Some of the best advice I ever got was from Guy in the form of what makes a good PowerPoint presentation. But I digress. This was one of the first books I picked up after deciding to become a small business owner. Straightforward, no bull.

Successful Entrepreneur: The Art of the Start book

Why do I recommend it? If you are at all on the fence about starting a business, open this book up first.

You can tell from this list, I have already read of few of these books but I’m far from done. I’m looking forward to getting into the details of all these incredible resources in the coming months.

What’s your favorite book covering how to be an entrepreneur? How many times did you read it?

~ Heather


  • Heather Montgomery, CEO & serial entrepreneur

    Thanks for the book list ladies! Congrats on reading “Crush It!” Laurie – it kicks butt!

    Toni – that’s the other reason I love reading these books… finding out what I’ve been doing “right” or that I have been on target.
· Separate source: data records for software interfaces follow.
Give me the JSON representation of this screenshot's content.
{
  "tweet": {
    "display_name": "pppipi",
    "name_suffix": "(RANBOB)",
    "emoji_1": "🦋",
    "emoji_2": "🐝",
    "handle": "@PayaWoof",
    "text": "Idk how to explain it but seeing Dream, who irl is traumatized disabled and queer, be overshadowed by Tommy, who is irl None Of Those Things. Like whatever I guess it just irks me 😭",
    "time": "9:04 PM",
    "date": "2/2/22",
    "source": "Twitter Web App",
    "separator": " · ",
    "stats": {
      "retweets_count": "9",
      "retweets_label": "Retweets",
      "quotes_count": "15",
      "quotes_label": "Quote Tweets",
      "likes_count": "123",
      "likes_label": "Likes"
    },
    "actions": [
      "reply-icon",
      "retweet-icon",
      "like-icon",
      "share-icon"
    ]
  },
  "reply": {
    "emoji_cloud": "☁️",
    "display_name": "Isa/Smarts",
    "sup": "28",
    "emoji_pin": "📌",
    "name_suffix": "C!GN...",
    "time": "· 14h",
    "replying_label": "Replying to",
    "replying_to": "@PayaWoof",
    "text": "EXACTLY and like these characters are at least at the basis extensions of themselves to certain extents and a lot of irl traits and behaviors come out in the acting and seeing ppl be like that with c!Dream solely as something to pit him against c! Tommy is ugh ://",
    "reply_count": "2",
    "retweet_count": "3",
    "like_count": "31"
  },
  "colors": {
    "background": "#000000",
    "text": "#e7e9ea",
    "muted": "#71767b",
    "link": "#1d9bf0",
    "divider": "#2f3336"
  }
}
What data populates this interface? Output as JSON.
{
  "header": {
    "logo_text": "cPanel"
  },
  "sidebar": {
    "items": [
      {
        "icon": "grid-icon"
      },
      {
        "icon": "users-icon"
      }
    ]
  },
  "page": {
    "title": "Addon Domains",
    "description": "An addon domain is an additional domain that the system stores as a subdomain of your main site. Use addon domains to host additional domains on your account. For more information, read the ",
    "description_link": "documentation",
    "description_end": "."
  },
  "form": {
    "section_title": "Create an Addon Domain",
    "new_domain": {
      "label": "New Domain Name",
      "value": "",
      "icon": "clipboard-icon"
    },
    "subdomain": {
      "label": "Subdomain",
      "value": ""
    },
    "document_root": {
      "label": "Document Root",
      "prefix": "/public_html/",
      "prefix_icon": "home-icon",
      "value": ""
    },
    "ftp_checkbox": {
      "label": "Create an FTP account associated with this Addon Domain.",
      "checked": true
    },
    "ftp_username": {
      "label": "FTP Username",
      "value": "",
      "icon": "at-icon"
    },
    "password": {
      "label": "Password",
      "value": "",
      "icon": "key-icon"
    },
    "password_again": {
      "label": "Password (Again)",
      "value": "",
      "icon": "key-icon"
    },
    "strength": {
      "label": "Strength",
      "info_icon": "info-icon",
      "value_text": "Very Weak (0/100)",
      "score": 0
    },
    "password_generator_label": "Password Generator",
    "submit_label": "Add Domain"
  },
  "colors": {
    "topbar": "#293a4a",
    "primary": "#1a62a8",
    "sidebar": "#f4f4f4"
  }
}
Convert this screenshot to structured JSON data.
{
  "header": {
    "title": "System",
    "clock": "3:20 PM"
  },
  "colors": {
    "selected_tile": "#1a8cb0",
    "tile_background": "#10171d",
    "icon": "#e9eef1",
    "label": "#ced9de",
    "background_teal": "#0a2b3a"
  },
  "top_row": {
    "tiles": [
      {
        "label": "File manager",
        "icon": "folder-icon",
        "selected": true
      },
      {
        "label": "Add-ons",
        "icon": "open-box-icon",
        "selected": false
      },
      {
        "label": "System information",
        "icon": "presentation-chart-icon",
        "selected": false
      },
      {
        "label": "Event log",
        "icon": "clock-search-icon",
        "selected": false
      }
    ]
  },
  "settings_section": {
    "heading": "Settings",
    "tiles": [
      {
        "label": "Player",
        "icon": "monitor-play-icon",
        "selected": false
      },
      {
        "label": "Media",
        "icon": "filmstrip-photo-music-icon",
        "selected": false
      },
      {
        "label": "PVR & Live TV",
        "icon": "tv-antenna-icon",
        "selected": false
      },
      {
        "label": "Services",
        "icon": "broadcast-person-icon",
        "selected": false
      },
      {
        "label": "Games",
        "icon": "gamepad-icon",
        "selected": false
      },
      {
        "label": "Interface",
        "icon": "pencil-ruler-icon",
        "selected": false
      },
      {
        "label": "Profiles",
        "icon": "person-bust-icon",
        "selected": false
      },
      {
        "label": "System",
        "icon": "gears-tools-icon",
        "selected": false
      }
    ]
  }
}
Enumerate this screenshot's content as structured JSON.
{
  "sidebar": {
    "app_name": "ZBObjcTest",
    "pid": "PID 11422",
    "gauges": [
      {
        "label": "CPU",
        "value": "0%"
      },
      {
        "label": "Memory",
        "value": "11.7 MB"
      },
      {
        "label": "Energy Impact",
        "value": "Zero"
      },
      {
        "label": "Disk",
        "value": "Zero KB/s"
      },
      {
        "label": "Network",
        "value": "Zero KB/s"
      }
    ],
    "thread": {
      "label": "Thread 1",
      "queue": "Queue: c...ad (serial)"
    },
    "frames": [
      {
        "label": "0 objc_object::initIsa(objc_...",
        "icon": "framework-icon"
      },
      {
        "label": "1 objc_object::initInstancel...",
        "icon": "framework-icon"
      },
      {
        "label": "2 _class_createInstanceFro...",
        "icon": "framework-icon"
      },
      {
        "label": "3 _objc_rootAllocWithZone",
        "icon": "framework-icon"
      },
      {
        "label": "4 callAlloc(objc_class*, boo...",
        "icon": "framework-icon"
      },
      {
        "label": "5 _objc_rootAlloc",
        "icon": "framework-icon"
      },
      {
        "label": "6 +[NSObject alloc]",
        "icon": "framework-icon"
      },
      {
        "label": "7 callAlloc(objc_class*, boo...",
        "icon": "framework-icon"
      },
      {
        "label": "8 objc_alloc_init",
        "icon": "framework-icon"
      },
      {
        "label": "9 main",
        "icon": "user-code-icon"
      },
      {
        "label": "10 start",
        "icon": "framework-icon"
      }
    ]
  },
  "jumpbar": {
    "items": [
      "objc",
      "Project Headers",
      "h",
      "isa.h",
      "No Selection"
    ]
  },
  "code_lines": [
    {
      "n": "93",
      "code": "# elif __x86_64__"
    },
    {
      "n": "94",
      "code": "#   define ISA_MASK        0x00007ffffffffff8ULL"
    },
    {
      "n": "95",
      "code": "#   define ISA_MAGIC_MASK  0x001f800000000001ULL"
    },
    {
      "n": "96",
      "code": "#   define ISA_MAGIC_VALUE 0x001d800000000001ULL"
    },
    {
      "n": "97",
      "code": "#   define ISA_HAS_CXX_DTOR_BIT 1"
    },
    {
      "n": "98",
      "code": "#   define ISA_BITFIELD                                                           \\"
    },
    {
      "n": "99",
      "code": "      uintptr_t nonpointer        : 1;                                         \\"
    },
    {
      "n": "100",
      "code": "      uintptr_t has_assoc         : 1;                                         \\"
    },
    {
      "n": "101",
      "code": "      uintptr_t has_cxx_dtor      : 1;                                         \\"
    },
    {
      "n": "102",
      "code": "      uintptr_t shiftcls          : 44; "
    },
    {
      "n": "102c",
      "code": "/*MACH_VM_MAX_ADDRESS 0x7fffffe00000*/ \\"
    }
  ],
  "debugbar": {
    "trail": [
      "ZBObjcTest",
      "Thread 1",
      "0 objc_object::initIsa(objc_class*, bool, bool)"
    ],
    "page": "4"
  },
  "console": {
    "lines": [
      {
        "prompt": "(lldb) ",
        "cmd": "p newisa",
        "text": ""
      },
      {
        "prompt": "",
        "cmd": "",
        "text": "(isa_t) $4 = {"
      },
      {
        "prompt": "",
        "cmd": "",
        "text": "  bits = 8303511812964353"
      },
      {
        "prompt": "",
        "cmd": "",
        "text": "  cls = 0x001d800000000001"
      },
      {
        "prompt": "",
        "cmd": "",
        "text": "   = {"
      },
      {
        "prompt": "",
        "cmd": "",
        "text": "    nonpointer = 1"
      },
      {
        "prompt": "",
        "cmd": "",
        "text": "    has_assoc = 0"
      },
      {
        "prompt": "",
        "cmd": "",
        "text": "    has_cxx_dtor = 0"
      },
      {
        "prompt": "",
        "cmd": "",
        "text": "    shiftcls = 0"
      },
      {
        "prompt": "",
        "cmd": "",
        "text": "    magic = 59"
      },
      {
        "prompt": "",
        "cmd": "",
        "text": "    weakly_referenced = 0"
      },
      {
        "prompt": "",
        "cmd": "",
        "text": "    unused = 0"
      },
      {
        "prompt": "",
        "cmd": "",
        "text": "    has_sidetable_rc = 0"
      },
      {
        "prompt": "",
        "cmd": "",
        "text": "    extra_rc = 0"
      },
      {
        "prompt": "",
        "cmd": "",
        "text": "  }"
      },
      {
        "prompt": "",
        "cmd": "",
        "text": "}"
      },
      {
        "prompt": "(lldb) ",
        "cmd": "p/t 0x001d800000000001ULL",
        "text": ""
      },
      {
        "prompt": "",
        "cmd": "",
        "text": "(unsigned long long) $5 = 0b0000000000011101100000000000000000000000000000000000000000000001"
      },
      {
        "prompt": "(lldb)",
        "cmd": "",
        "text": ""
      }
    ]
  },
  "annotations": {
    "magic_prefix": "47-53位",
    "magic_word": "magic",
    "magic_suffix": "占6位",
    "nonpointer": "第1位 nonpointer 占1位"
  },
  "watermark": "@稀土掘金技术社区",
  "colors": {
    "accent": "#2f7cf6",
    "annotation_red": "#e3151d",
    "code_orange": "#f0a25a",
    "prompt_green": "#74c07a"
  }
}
    Rem – you are the one who got me hooked on Michael Gerber years ago and started this quest. Thanks for that and so much more!

    Cath – Purple Cow is next on my Seth Godin list… which is long!

    Hugs for the support girls – H

  • Toni Schram

    Laurie has been loudly singing the praises of Gary Vay-ner-chuk’s book (from your last blog). He preaches the importance of honoring your authentic self. As you can see from the videos we’ve been making, we “intuitively” have been doing what he advocates.

    Love ya-


  • Laurie

    Thanks Heather, I really love the Crush It guy, Can I borrow that book? We should write How to get a nice butt while you are waiting to sell your ebook.
    Love, Laurie

  • Catherine Hughes, Editor & Chief

    Good to Great by Jim Collins
    This book addresses a single question: Can a good company become a great company, and if so, how

    Orbiting the Giant Hairball: A Corporate Fool’s Guide to Surviving with Grace by Gordon MacKenzie
    This book believes that creativity is crucial to business success. But too often, even the most innovative organization quickly becomes a “giant hairball”–a tangled, impenetrable mass of rules, traditions, and systems, all based on what worked in the past–that exercises an inexorable pull into mediocrity.

    Purple Cow by Seth Godin
    In his book Purple Cow: Transform Your Business by Being Remarkable, Seth Godin says that the key to success is to find a way to stand out–to be the purple cow in a field of monochrome Holsteins. He actually has a cow you can click on at this website: where you can read more.


  • Remy G

    I had to at first, cause I worked for him, but Michael Gerber’s E-Myth Revisited is an awesome, easy to ready story of a woman named Sara who loved to bake pies – everyone loved her pies so they told her to open a pie shop. And from there, after she realizes she hates owning a business that makes pies, and all the joy is gone from her soul, do we get that owning a business and making the pies are two different skills – and if you are gonna be a pie maker AND an entrepreneur, you must figure out your strengths and passions – stick with those, develop those – and delegate or outsource the rest.

    In order for your pie shop to survive, Innovations in pie baking cannot take a back seat to becoming a self taught quickbooks expert. There just isnt enough time. Trust me, if after reading the first few chapters, if you cant see yourself in the book, you are either a big faker or a true entrepreneur – Or you are lying to yourself. No place really left to hide. :) Thanks for the list. LOVE Duct Tape Marketing!